The cold winter and low supply of propane has meant high prices for a lot of customers, and some complaints of price gouging.
The Indiana Attorney General’s Office is investigating these claims after receiving hundreds of complaints.
Beth Sluys heats her small home in rural Bloomington with propane. She keeps her thermostat set at 65 degrees to try and conserve. When her tank gets down to about 30 percent full she calls and places and order for more.
At the beginning of February, Sluys called Ferrellgas in Ellettsville and ordered a refill. It would be $2.89 a gallon. When the truck delivered the gas about two weeks after she paid for it, the driver forgot to leave a receipt so Sluys called the gas company.
“She told me that my gas bill was going to be close to $1,600 for that delivery and that it was $7.14 a gallon,” she says. “And when I had paid for it, it was $2.89 a gallon. So I just I just hung up, I was in shock, I hung up the phone.”
Sluys filed a formal complaint with the Indiana Attorney General’s office.
Hers, as it turns out, is one of more than 500 price gouging complaints the Attorney General’s office has gotten this year. Deputy Director Of Community Protection for the Indiana Attorney General’s office, Terry Tolliver, says there is a statewide investigation in progress.
“It would be wrong for a company to just charge whatever it wanted to in order to basically force consumers to make a choice between having heat or saving the money,” he says.
Ferrellgas in Bloomington reduced Beth Sluys’ bill back to the initial billing price after her conversation with them.
Propane Prices from 2009 through early 2014
Propane prices shattered records this winter.
The graph below shows average residential market prices for a gallon of propane in Indiana from the 2004 to today. The height of the shortage hit on Feb. 3 when prices hit $4.26 per gallon.
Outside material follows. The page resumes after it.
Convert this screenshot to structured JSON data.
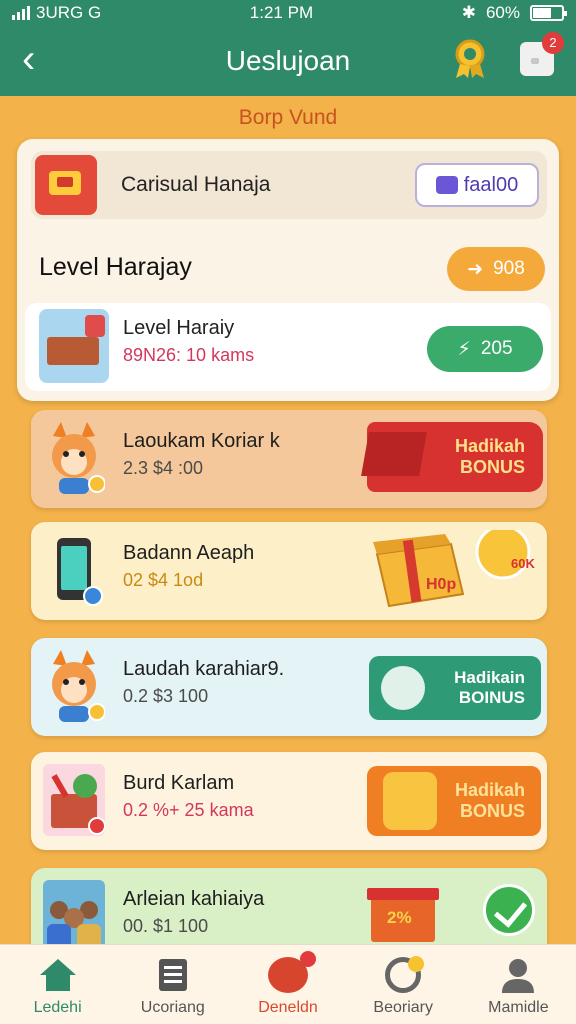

Around that same time is when Sluys was charged $7.14 a gallon.
In response to the allegations, Ferrellgas said in a statement:
“Many throughout the country who rely on propane to heat their homes have paid more for propane this winter than they have in recent years. The higher prices are the result of several factors, including record agricultural propane use in the fall that lessened inventories heading into the winter months, increased propane usage this winter as a result of below-normal temperatures in many parts of the country, and infrastructure realignments that inhibited the transportation of propane.
“As a result of these factors, the retailers that supply the nation’s residential, industrial/commercial, and agricultural propane users paid record-high prices for propane on the wholesale market. As middle men in the propane supply chain, retailers then passed on higher prices to consumers. At its peek, a gallon of propane on the wholesale market at Conway, Kansas, one of the country’s major propane supply points, was selling at nearly $5 per gallon.
“The price area retailers pay for propane depends on when the propane is purchased and the supply point it’s purchased from. Given the wild fluctuations in the wholesale price of propane this winter, and given the supply challenges that have forced propane retailers to secure propane at non-typical supply points, it’s possible that the price per gallon retailers are charging on any given day is different from retailer to retailer.
“Nearly half of Ferrellgas’ Customers in Indiana entered into price-protection contracts with us prior to the heating season and paid well below market price for their propane this winter. We’re proud to honor our commitments to these Customers at a time of such volatility in the wholesale propane marketplace. Those who did not enter into contracts are currently paying more for propane than they have in previous years.”
– Scott Brockelmeyer, Vice President, Communications and Marketing at Ferrellgas